So, Rapid Rehousing is essentially a short-term crisis intervention and the goal of Rapid Rehousing case management, therefore, is to help a household access a new housing unit and stabilize in it, rather than building a long-term service relationship.
That’s the reason why case management focuses on removing hurdles to suitable housing options and enabling clients to establish a robust support system. Case management for Rapid Rehousing is much different from other interventions because it’s focused on one thing only: to end someone’s homelessness in the shortest possible time.
Since the engagement timeframe is much shorter for Rapid Rehousing case managers, they need to be highly focused on getting the client to access decent and affordable housing faster and for the longer run. Housing identification, moving, retention, and community connections –all tasks fall within the ambit of the Rapid Rehousing case manager’s scope.
Both participants (clients) and case managers can come across a number of hurdles in accessing the right housing options. These hurdles can be faced while obtaining housing, as well as maintaining it. Here are a few barriers that may screen people out of the housing.
Both clients and case managers face major hurdles when it comes to obtaining suitable and affordable housing. There are a lot of considerations for the landlord when deciding to rent their house to a tenant. Things like evictions, criminal history, rental history, lack of income or unsteady income, household size, documents, language barriers, and more will need to be cleared before an individual or family can have access to a good housing option.
Barriers to retaining housing, or stabilizing, are the things that interfere with a person’s ability to comply with the lease. Problems like inadequate access to facilities like education or healthcare, poor condition of the house, lack of finances to sustain the lease, or the size of the housing may be some hurdles to maintaining the housing in the longer run. So, case managers must secure housing that perfectly fits the client’s needs and budget.
For Rapid Rehousing case management to be successful, case managers must develop a smart and ‘human’ approach to it. No two cases of Rapid Rehousing are the same and every individual or family has their own unique needs and preferences that must be made the very basis of any case plan.
The most common cause of a Rapid Rehousing case’s failure is a lack of understanding of the client and their household needs. Problems can arise at an early stage of the process if the case manager’s approach is flawed. Here are a few things the case managers must take into account when dealing with Rapid Rehousing.
No case plan for Rapid Rehousing can be rigid or fixed in nature. Flexibility is key when it comes to making a plan that is promising for the long run. No plan that’s not built on the client’s strengths, support systems, and personal needs and preferences can ever succeed.
Seasoned case managers have some valuable advice for their younger counterparts: make no case plan unless you fully understand your client. Some of them might just need one sitting, while some others might require repeated one-on-one sessions to ascertain what’s best for them.
In Rapid Rehousing, you’re with your client for a short period of time. But to help them sustain their housing for a long period, case managers must work hard to support network linkages for the household to rely on once the short-term assistance ends. So, while you’re not spending much time with the client, you’re spending a lot of time building their support network.
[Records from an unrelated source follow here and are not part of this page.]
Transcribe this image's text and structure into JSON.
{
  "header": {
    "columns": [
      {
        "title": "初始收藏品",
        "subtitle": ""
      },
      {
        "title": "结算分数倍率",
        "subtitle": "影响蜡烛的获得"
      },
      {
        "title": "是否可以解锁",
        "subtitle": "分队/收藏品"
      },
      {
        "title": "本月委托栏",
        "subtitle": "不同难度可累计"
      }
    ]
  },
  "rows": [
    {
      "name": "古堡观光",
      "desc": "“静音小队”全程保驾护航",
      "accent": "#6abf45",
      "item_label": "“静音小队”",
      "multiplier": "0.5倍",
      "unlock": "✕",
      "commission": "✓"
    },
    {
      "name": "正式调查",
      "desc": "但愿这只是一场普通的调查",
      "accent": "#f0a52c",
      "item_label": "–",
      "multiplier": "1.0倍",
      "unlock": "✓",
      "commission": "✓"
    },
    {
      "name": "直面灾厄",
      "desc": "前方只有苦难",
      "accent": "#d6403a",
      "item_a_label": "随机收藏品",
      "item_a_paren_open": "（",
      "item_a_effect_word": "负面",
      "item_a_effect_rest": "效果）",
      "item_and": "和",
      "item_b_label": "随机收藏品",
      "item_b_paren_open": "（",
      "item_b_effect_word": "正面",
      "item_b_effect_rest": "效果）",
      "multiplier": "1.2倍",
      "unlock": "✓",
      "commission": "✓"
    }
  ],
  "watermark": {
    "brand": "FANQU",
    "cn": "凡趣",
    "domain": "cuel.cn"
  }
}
Rapid Rehousing case managers have one job: to provide housing to the homeless fast and for a good length of time. So, their job descriptions must also say it explicitly and unequivocally. If your JD is about general case management, you may want to rewrite it to focus on these particular Rapid Rehousing focused activities.